|Brian Cochran, WC4J: Brain participated in the Serve Our Willing Warriors Ride on Saturday, June 8, then the CIA-OSS Overnight Run on the same day, followed by the MCM Recon/Belleau Wood/Muck on June 15, then Field Day, June 22 - 23, 2019. A total of 46 hours worked over four weeks, including 24+ hours in two events and 24 hours in one event.|
|Greg Gresham, KM4CCG: Greg participated in the Serve Our Willing Warriors Ride on Saturday, June 8, followed by the MCM Recon/Belleau Wood/Muck on June 15, then coordinated and participated in Field Day, June 22 - 23, 2019. A total of 46 hours worked over four weeks, including 24+ hours in one event.|
|Dan Mouer, WA4GSD: Dan participated in the Serve Our Willing Warriors Ride on Saturday, June 8, then the CIA-OSS Overnight Run on the same day, followed by the MCM Recon/Belleau Wood/Muck on June 15, then Field Day, June 22 - 23, 2019. A total of 46 hours worked over four weeks, including 24+ hours in two events and 24 hours in one event.|
As the legend goes, a wealthy lieutenant, ordered small, solid-bronze medallions (or coins) struck, which he then presented to the other pilots in his squadron as mementos of their service together. The coin was gold-plated, bore the squadron’s insignia, and was quite valuable. One of the pilots in the squadron, who had never owned anything like the coin, placed it in a leather pouch he wore around his neck for safekeeping.
A short while later, this pilot’s aircraft was heavily damaged by ground fire (other sources claim it was an aerial dogfight), forcing him to land behind enemy lines and allowing him to be captured by the Germans. The Germans confiscated the personal belongings from his pockets, but they didn’t catch the leather pouch around his neck. On his way to a permanent prisoner of war facility, he was held overnight in a small German-held French village near the front. During the night, the town was bombarded by the British, creating enough confusion to allow the pilot to escape.

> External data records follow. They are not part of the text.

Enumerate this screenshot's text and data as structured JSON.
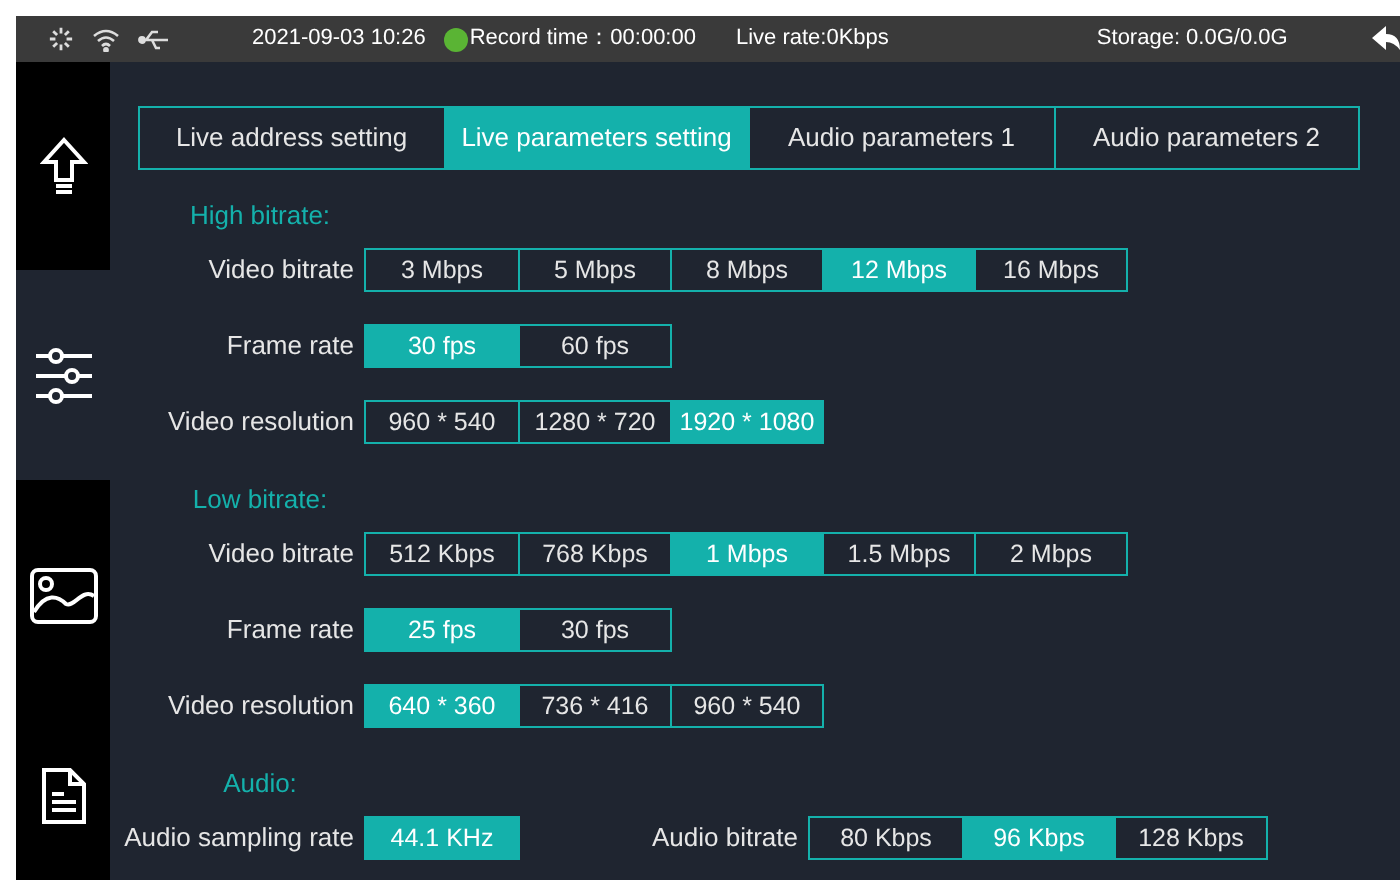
{
  "status_bar": {
    "datetime": "2021-09-03 10:26",
    "record_time": "Record time：00:00:00",
    "live_rate": "Live rate:0Kbps",
    "storage": "Storage: 0.0G/0.0G"
  },
  "sidebar": {
    "items": [
      {
        "kind": "upload",
        "selected": false
      },
      {
        "kind": "sliders",
        "selected": true
      },
      {
        "kind": "image",
        "selected": false
      },
      {
        "kind": "document",
        "selected": false
      }
    ]
  },
  "tabs": [
    {
      "label": "Live address setting",
      "selected": false
    },
    {
      "label": "Live parameters setting",
      "selected": true
    },
    {
      "label": "Audio parameters 1",
      "selected": false
    },
    {
      "label": "Audio parameters 2",
      "selected": false
    }
  ],
  "sections": [
    {
      "title": "High bitrate:",
      "rows": [
        {
          "fields": [
            {
              "label": "Video bitrate",
              "options": [
                {
                  "label": "3 Mbps",
                  "selected": false
                },
                {
                  "label": "5 Mbps",
                  "selected": false
                },
                {
                  "label": "8 Mbps",
                  "selected": false
                },
                {
                  "label": "12 Mbps",
                  "selected": true
                },
                {
                  "label": "16 Mbps",
                  "selected": false
                }
              ]
            }
          ]
        },
        {
          "fields": [
            {
              "label": "Frame rate",
              "options": [
                {
                  "label": "30 fps",
                  "selected": true
                },
                {
                  "label": "60 fps",
                  "selected": false
                }
              ]
            }
          ]
        },
        {
          "fields": [
            {
              "label": "Video resolution",
              "options": [
                {
                  "label": "960 * 540",
                  "selected": false
                },
                {
                  "label": "1280 * 720",
                  "selected": false
                },
                {
                  "label": "1920 * 1080",
                  "selected": true
                }
              ]
            }
          ]
        }
      ]
    },
    {
      "title": "Low bitrate:",
      "rows": [
        {
          "fields": [
            {
              "label": "Video bitrate",
              "options": [
                {
                  "label": "512 Kbps",
                  "selected": false
                },
                {
                  "label": "768 Kbps",
                  "selected": false
                },
                {
                  "label": "1 Mbps",
                  "selected": true
                },
                {
                  "label": "1.5 Mbps",
                  "selected": false
                },
                {
                  "label": "2 Mbps",
                  "selected": false
                }
              ]
            }
          ]
        },
        {
          "fields": [
            {
              "label": "Frame rate",
              "options": [
                {
                  "label": "25 fps",
                  "selected": true
                },
                {
                  "label": "30 fps",
                  "selected": false
                }
              ]
            }
          ]
        },
        {
          "fields": [
            {
              "label": "Video resolution",
              "options": [
                {
                  "label": "640 * 360",
                  "selected": true
                },
                {
                  "label": "736 * 416",
                  "selected": false
                },
                {
                  "label": "960 * 540",
                  "selected": false
                }
              ]
            }
          ]
        }
      ]
    },
    {
      "title": "Audio:",
      "rows": [
        {
          "fields": [
            {
              "label": "Audio sampling rate",
              "options": [
                {
                  "label": "44.1 KHz",
                  "selected": true
                }
              ]
            },
            {
              "label": "Audio bitrate",
              "options": [
                {
                  "label": "80 Kbps",
                  "selected": false
                },
                {
                  "label": "96 Kbps",
                  "selected": true
                },
                {
                  "label": "128 Kbps",
                  "selected": false
                }
              ]
            }
          ]
        }
      ]
    }
  ]
}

The pilot avoided German patrols by donning civilian attire, but all of his identification had been confiscated so he had no way to prove his identity. With great difficulty, he crept across no-man’s land and made contact with a French patrol. Unfortunately for him, the French had been on the lookout for German saboteurs dressed as civilians. The French mistook the American pilot for a German saboteur and immediately prepared to execute him.

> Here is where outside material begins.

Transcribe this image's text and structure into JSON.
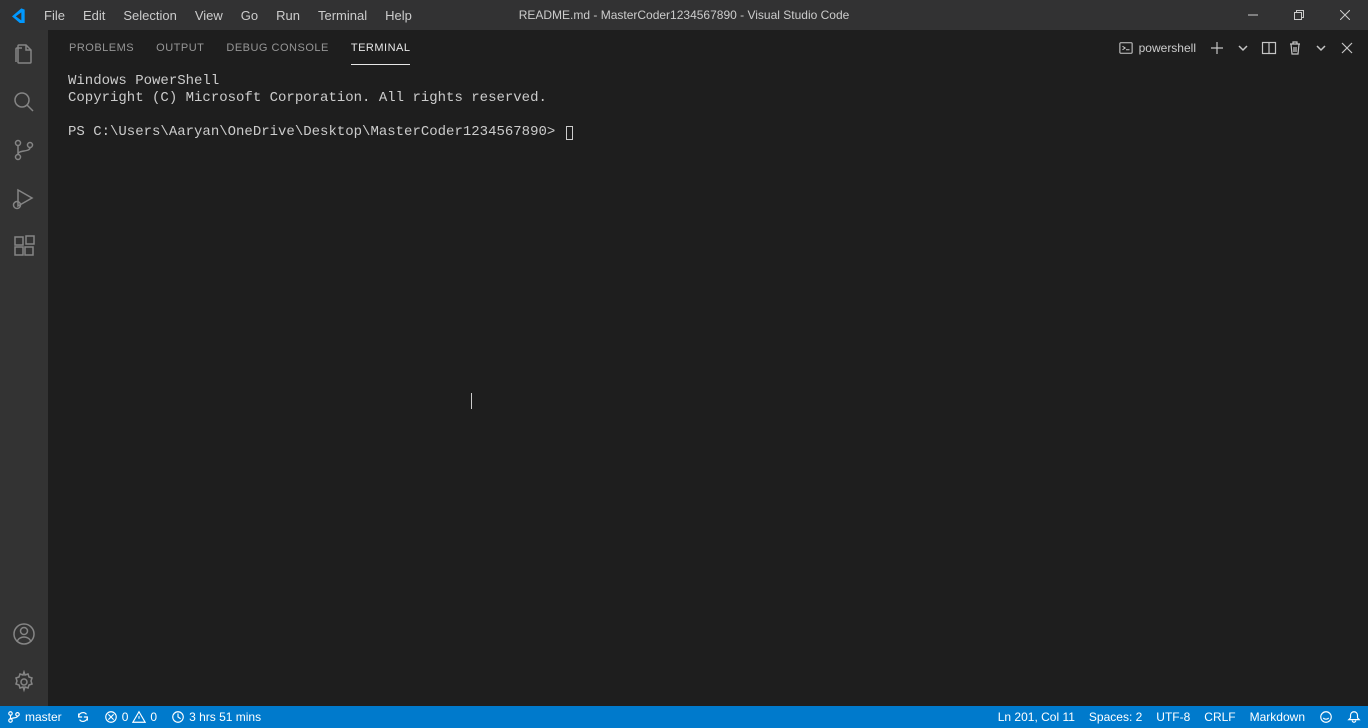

Desperate to prove his allegiance and without any identification, the pilot pulled out the coin from his leather pouch and showed it to his French captors. One of the Frenchmen recognized the unit insignia on the coin and delayed the execution long enough to confirm the pilot’s identity.

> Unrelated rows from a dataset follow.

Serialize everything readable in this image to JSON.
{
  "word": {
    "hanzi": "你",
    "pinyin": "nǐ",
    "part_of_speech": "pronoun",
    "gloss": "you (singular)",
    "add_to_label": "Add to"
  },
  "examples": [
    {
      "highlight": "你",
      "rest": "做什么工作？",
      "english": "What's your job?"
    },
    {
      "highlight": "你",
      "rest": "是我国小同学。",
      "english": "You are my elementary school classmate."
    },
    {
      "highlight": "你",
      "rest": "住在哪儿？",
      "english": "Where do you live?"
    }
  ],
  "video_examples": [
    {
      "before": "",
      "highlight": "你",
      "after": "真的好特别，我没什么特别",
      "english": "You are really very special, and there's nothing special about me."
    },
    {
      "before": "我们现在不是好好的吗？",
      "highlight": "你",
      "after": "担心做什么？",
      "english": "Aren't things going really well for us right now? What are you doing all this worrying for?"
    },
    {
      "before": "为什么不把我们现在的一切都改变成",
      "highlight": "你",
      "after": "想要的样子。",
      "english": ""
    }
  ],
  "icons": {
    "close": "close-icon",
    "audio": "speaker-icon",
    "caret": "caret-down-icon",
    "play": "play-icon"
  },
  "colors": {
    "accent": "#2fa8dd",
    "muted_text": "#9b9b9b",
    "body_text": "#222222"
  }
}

Once the pilot safely returned to his squadron, it became a tradition for all members to carry their coin at all times. To ensure compliance, the pilots would challenge each other to produce the coin. If the challenged couldn’t produce the coin, he was required to buy a drink of choice for the challenger; if the challenged could produce the coin, the challenger would purchase the drink.